Besides, such actions tend not to succeed in forcing political change. In 1997, Belarus was suspended from the Council of Europe for, among other problems, constantly rigging elections in favor of dictator Alexander Lukashenko. (I know, I know, Belarus is not an economic or military powerhouse, but you see where I am going.) And while they are hardly historical analogues, I cannot help thinking of America's stubborn insistence on maintaining an embargo on Cuba despite the policy's indisputable failure in provoking political change. Many classical liberals once thought that free trade was the key to undermining authoritarian governments. While I still believe that it is the fundamental component to liberalization, countries like China and Russia have certainly challenged these assumptions, though I still greatly favor economic engagement over economic isolation.
As the Economist's Putin-loathing Russia correspondent Edward Lucas rightly points out, "Russia's newfound wealth means that outside economic pressure on the Kremlin is minimal." And the comments of Vladislav Reznik, chairman of the State Duma Financial Markets Committee, are unfortunately correct: "We are a big economy today. Whether they like it or not, we have to be reckoned with." And any economic pressures applied to Russia would be bidirectional, likely causing harm to the U.S. economy. As Yevgeny Fyodorov, chairman of the Duma's Economic Policy and Entrepreneurship Committee, told the Moscow Times, "It's an absolute certainty that the Americans won't [impose any sanctions] because they themselves would suffer."
Besides, expelling Russia from the G-8, to crib from former Assistant Secretary of State Richard Holbrooke, is an "impossibility," especially when such an action couldn't be accomplished without the acquiescence of our European allies. And as former EU commissioner for external relations Chris Patten recently wrote, "Russia knows that when it comes to conducting a serious foreign and security policy, Europe is all mouth." In other words, if America limits its talks of retribution only to expulsion from the G-8, which Moscow knows will never happen, this will only weaken Washington's position.
The WTO is a slightly different matter. You rightly point out, Andrew, that Russia would "love" be invited in, despite Putin's recent comments to the contrary. This, you say, would "of course" influence Russian behavior. I am more skeptical, mindful of the fact that, as you mention, the West's initial embrace of Putin has done nothing to control his illiberal instincts.

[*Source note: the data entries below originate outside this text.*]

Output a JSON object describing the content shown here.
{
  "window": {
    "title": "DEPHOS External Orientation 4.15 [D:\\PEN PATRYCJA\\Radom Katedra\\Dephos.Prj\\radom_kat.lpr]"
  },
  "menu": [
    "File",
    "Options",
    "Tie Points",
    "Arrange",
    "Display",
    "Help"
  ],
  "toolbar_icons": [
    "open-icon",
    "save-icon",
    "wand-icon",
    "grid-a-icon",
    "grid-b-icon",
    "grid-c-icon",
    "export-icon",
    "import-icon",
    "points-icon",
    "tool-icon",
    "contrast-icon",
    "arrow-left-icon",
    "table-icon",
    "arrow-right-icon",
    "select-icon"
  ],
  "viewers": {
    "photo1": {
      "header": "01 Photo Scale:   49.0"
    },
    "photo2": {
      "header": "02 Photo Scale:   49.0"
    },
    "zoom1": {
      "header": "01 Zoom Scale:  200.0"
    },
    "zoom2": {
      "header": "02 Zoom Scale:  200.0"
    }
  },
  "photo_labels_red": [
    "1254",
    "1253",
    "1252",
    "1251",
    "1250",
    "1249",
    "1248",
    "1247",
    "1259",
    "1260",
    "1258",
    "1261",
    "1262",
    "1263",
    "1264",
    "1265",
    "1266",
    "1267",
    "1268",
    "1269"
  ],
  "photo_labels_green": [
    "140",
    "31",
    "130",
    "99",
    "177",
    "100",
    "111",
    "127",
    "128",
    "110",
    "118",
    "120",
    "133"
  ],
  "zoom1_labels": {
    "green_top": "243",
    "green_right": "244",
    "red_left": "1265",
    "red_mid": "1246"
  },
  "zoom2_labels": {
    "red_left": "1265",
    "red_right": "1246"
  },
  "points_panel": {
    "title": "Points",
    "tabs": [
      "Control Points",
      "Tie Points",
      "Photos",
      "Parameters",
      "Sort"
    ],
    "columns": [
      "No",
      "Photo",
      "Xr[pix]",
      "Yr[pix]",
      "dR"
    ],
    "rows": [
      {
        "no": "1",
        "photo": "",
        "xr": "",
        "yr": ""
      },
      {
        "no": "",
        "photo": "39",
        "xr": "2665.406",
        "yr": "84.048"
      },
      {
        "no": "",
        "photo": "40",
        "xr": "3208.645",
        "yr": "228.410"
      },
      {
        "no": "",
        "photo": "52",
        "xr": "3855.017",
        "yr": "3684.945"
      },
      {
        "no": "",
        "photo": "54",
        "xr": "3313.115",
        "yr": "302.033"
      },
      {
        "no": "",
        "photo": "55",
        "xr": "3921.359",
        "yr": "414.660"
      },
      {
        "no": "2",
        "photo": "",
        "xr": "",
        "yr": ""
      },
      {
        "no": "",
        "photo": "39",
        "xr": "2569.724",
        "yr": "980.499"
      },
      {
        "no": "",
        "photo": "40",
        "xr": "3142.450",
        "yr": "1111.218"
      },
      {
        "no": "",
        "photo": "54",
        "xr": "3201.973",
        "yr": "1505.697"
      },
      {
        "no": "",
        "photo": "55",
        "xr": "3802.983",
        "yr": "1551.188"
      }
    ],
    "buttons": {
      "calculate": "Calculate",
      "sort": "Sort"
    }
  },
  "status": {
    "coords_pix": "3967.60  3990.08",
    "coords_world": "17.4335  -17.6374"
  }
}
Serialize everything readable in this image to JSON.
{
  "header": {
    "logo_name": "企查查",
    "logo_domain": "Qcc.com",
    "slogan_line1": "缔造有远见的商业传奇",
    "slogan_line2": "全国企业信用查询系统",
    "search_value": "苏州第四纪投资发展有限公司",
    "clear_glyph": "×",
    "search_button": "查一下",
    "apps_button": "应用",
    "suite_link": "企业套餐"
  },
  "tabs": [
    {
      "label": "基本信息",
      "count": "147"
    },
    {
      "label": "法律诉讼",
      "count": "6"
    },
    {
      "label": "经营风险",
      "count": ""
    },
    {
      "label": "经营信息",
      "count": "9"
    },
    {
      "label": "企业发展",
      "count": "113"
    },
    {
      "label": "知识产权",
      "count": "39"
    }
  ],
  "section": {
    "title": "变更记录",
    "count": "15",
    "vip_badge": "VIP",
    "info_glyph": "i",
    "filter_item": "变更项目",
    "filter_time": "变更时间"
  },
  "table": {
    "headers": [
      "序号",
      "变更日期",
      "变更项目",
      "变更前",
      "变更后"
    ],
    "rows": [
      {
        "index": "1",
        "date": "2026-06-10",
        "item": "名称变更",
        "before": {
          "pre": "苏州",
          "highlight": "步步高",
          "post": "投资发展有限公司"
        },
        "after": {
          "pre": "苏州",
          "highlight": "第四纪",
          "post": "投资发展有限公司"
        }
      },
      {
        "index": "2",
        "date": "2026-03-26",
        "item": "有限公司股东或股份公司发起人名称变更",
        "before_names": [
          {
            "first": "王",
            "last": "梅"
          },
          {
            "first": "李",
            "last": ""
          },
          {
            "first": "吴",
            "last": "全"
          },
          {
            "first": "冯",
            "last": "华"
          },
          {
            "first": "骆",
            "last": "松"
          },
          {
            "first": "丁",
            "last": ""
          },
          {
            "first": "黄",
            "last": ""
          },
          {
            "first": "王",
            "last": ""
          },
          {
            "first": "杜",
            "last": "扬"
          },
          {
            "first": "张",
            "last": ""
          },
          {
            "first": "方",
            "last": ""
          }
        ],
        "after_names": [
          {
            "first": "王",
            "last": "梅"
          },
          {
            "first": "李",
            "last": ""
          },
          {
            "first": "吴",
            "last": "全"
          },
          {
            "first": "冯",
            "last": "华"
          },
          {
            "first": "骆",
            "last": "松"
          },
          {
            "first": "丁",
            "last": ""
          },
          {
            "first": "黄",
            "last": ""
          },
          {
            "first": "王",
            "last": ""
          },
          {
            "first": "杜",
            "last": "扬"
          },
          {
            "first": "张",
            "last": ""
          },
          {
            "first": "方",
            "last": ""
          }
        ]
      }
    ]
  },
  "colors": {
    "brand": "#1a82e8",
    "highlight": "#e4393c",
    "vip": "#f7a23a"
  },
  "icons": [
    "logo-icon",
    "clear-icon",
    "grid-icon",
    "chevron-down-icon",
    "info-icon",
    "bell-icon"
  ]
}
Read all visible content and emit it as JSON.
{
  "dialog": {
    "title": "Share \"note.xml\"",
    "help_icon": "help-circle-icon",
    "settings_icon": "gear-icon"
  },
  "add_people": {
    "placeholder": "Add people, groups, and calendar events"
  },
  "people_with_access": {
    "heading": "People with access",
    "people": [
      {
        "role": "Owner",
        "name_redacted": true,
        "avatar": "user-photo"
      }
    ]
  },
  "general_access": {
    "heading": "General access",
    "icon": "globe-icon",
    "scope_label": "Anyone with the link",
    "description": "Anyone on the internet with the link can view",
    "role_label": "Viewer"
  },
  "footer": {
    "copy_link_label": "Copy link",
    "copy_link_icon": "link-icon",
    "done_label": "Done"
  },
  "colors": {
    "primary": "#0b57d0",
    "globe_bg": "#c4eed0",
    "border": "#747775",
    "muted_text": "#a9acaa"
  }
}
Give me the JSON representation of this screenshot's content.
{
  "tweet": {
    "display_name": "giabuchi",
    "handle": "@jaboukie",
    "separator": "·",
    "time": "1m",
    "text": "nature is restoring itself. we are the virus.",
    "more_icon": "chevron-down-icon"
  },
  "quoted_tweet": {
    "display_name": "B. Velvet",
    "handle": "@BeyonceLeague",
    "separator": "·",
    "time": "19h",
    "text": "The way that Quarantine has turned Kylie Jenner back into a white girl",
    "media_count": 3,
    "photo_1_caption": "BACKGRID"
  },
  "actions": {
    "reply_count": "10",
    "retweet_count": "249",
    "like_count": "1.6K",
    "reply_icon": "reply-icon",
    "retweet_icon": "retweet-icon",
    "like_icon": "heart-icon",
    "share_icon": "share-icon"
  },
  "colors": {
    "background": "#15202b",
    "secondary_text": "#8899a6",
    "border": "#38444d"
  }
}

You also write that membership in the WTO comes with certain responsibilities, which you hope Russia would then abide by. But membership in the G-8 demands similar democratic responsibilities. Take a look at the first statement of the 2007 Declaration of G-8 Foreign Ministers on the Rule of Law: "We, the Foreign Ministers of the G-8, reaffirm that the rule of law is among the core principles on which we build our partnership and our efforts to promote lasting peace, security, democracy and human rights as well as sustainable development worldwide." Well, to extend your baseball analogy, Russia's batting .000 here.
Finally, it's important to note, as you have, that the West helped to build Putin into a world-class leader. The failure to understand just what kind of Russian future Putin represented seems baffling in hindsight, though, in the case of former German Chancellor Gerhard Schroeder, who matriculated from the chancellery to a position at Russian natural gas giant Gazprom, I think I'm starting to understand.
Michael C. Moynihan is an associate editor at Reason magazine.